Materials provided below:

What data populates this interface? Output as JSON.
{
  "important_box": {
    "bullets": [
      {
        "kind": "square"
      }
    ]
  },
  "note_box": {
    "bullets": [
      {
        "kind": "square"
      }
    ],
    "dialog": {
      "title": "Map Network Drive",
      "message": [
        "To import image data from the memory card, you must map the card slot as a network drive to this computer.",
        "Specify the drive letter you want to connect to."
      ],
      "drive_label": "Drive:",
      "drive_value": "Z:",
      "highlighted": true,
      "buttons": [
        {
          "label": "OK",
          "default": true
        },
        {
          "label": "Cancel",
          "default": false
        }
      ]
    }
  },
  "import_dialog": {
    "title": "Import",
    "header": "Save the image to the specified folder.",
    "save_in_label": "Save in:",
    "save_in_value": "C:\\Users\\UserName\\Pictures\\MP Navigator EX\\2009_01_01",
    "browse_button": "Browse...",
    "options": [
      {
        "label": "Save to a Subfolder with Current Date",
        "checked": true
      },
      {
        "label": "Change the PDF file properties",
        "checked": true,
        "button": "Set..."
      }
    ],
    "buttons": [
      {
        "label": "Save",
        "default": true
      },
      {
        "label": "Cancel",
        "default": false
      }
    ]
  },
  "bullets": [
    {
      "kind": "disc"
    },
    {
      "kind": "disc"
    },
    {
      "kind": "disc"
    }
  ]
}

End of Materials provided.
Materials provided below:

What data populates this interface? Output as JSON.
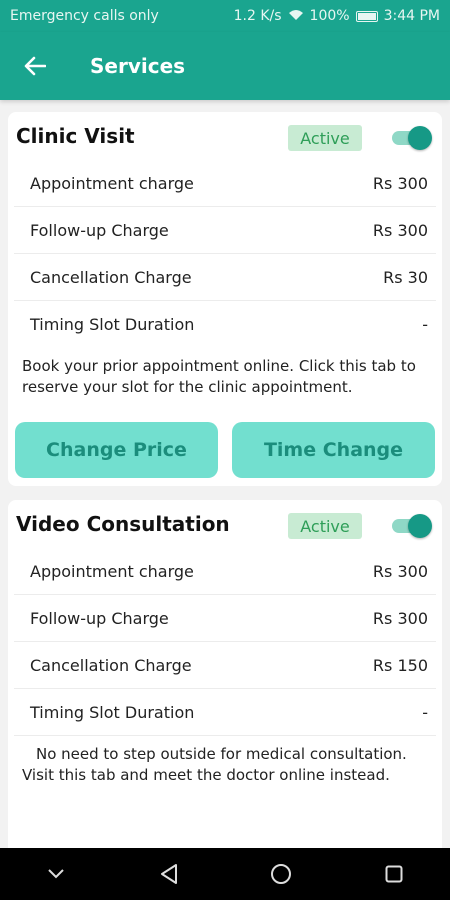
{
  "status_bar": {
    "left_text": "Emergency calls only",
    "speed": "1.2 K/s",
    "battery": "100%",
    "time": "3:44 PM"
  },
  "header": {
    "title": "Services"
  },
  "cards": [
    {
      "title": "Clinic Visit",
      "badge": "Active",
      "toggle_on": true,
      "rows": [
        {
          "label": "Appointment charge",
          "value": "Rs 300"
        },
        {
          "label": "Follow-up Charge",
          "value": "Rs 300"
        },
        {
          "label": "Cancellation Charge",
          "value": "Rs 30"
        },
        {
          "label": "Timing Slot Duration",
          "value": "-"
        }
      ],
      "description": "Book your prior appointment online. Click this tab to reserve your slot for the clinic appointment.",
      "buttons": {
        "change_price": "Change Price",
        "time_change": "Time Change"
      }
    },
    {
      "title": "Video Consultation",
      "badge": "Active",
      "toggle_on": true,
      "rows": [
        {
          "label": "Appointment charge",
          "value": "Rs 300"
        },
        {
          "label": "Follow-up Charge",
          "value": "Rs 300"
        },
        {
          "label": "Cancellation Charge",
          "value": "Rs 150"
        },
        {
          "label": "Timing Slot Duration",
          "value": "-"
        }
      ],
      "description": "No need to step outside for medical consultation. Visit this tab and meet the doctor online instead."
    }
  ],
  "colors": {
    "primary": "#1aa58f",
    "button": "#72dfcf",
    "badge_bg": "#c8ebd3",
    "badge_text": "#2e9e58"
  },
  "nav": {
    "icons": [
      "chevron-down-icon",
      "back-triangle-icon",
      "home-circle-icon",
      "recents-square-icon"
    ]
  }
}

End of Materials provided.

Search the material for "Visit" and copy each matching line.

◆ Finished task:
      "title": "Clinic Visit",
      "description": "No need to step outside for medical consultation. Visit this tab and meet the doctor online instead."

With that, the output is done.